Sounds like National Coming Out Day has done its job: Raised awareness and encouragement for those wanting to learn more about the coming out process, or even come out themselves. But remember, this awareness day isn’t about forcing people to come out; it’s about letting people know that their thoughts/concerns are valid and if they want to come out, there’s a ton of support out there.
First of all, it sounds like you have a solid community around you that will appreciate whoever you are, whether that’s straight, bi, gay, questioning, whatever. Even if they aren’t asking about it, it doesn’t mean they aren’t going to be supportive. And given your awareness about National Coming Out Day, I think you’re already surrounded by open-minded people, at least on social media. That said, if you are physically in danger or at risk of rejection from your family if you come out, it’s important to know there are resources out there to help.

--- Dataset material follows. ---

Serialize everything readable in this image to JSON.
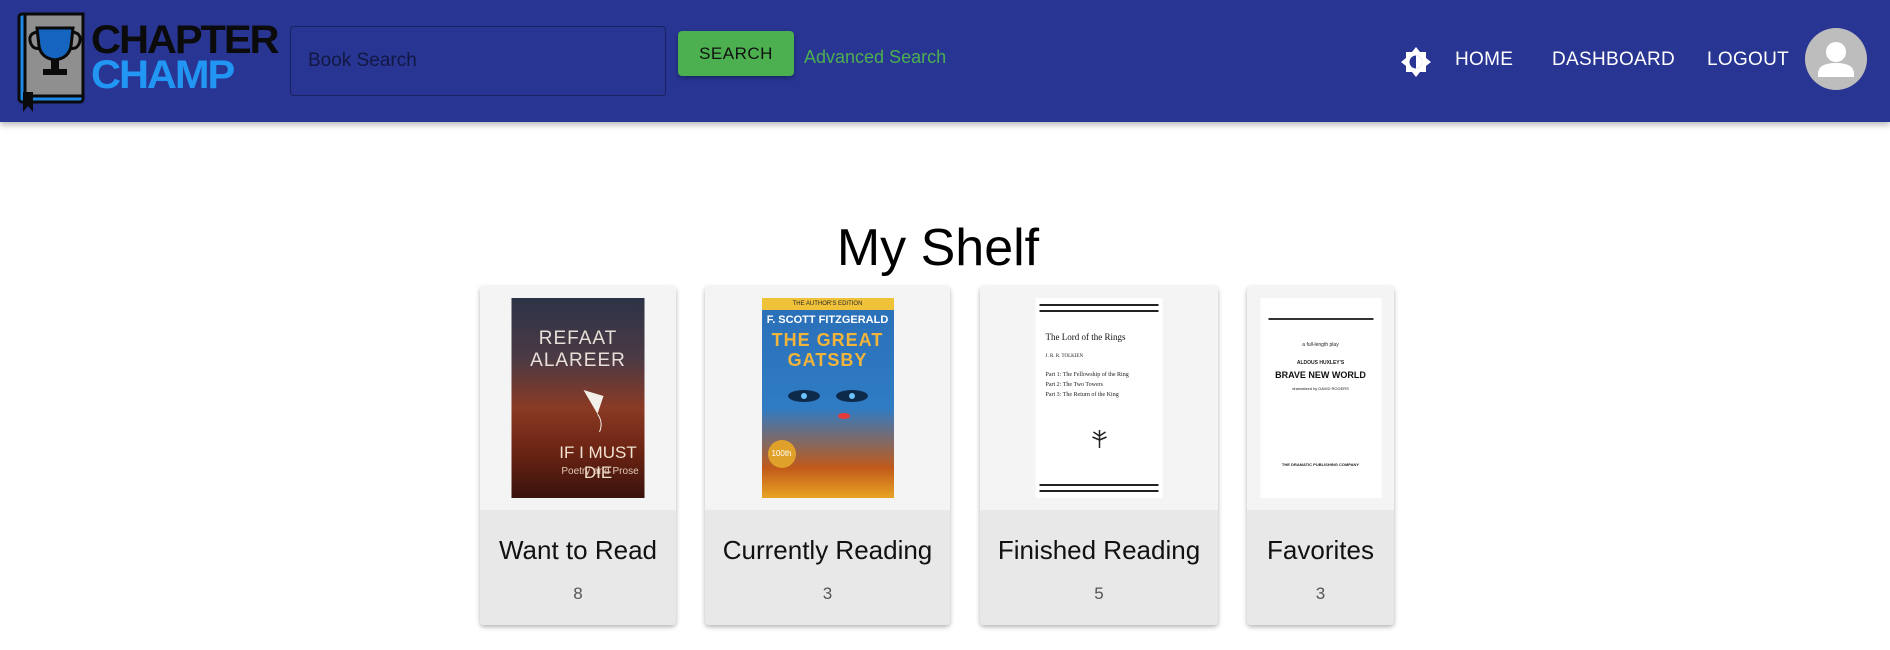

Check out this guide from the Human Rights Campaign.
I think the best way to decide if you should come out is identifying your motivation to do so. From what you wrote, it seems like you might be still be defining/discovering your interests. If this is the case, don’t feel like you need to rush “coming out.” It’s fairly typical that people who are questioning face a period where they are just trying things out and seeing what sits best with them. Remember: coming out doesn’t have to mean giving yourself a label. You could start with a “soft opening” and tell a few close friends you’re attracted to guys. You also don’t have to tell anyone if you want to reflect on this alone—it’s your business, no one else’s.
If you’re fairly certain about being gay, consider what kind of freedoms coming out could give you. Would telling people you’re gay give you more opportunity to date men? Would you feel more honest? Would it help you jump that hurdle of sexuality and focus on other things in your life, such as career? Will it allow you to be more of yourself? If you answered yes to any of these, you will likely find a huge relief in coming out.
And to answer the last part of your question: Coming out isn’t going to always make things easier. It could make things easier with your family and friends—you may also lose a few in the process. It could help you feel like you’re going in the right direction—but there will be many more forks in the road. And while they will be challenging path to explore, try to also find the fun in the journey. Wherever your identity path leads, be proud, never ashamed.
What’s up in your life? You have a question for Dr. Fizzy? Send it to 📩 DrFizzy@fizzymag.com